_Directions for this task_. Wherever a line of the data contains "zapatillas", copy that line.

_Data for this exercise_.
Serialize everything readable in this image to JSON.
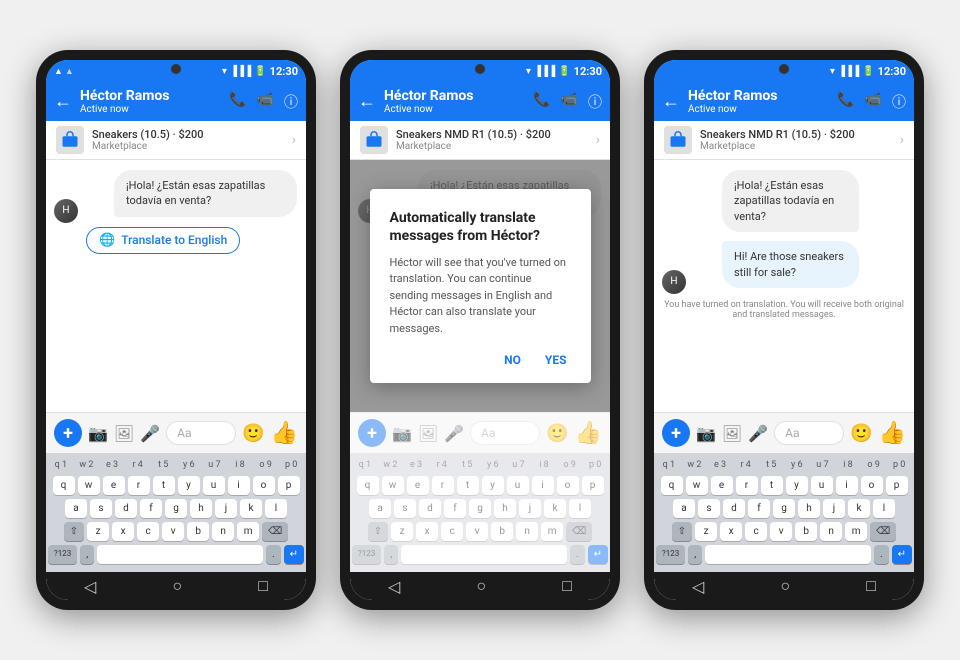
{
  "page": {
    "background": "#f0f0f0"
  },
  "phone1": {
    "time": "12:30",
    "contact_name": "Héctor Ramos",
    "contact_status": "Active now",
    "marketplace_title": "Sneakers (10.5) · $200",
    "marketplace_sub": "Marketplace",
    "message1": "¡Hola! ¿Están esas zapatillas todavía en venta?",
    "translate_btn": "Translate to English",
    "input_placeholder": "Aa",
    "back_label": "←",
    "phone_icon": "📞",
    "video_icon": "📹",
    "info_icon": "ⓘ"
  },
  "phone2": {
    "time": "12:30",
    "contact_name": "Héctor Ramos",
    "contact_status": "Active now",
    "marketplace_title": "Sneakers NMD R1 (10.5) · $200",
    "marketplace_sub": "Marketplace",
    "dialog_title": "Automatically translate messages from Héctor?",
    "dialog_body": "Héctor will see that you've turned on translation. You can continue sending messages in English and Héctor can also translate your messages.",
    "dialog_no": "NO",
    "dialog_yes": "YES",
    "input_placeholder": "Aa"
  },
  "phone3": {
    "time": "12:30",
    "contact_name": "Héctor Ramos",
    "contact_status": "Active now",
    "marketplace_title": "Sneakers NMD R1 (10.5) · $200",
    "marketplace_sub": "Marketplace",
    "message_original": "¡Hola! ¿Están esas zapatillas todavía en venta?",
    "message_translated": "Hi! Are those sneakers still for sale?",
    "translation_notice": "You have turned on translation. You will receive both original and translated messages.",
    "input_placeholder": "Aa"
  },
  "keyboard": {
    "row1": [
      "q",
      "w",
      "e",
      "r",
      "t",
      "y",
      "u",
      "i",
      "o",
      "p"
    ],
    "row2": [
      "a",
      "s",
      "d",
      "f",
      "g",
      "h",
      "j",
      "k",
      "l"
    ],
    "row3": [
      "z",
      "x",
      "c",
      "v",
      "b",
      "n",
      "m"
    ],
    "numbers": [
      "1",
      "2",
      "3",
      "4",
      "5",
      "6",
      "7",
      "8",
      "9",
      "0"
    ],
    "special_left": "?123",
    "special_right": "."
  }
}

_Result_.
    "message1": "¡Hola! ¿Están esas zapatillas todavía en venta?",
    "message_original": "¡Hola! ¿Están esas zapatillas todavía en venta?",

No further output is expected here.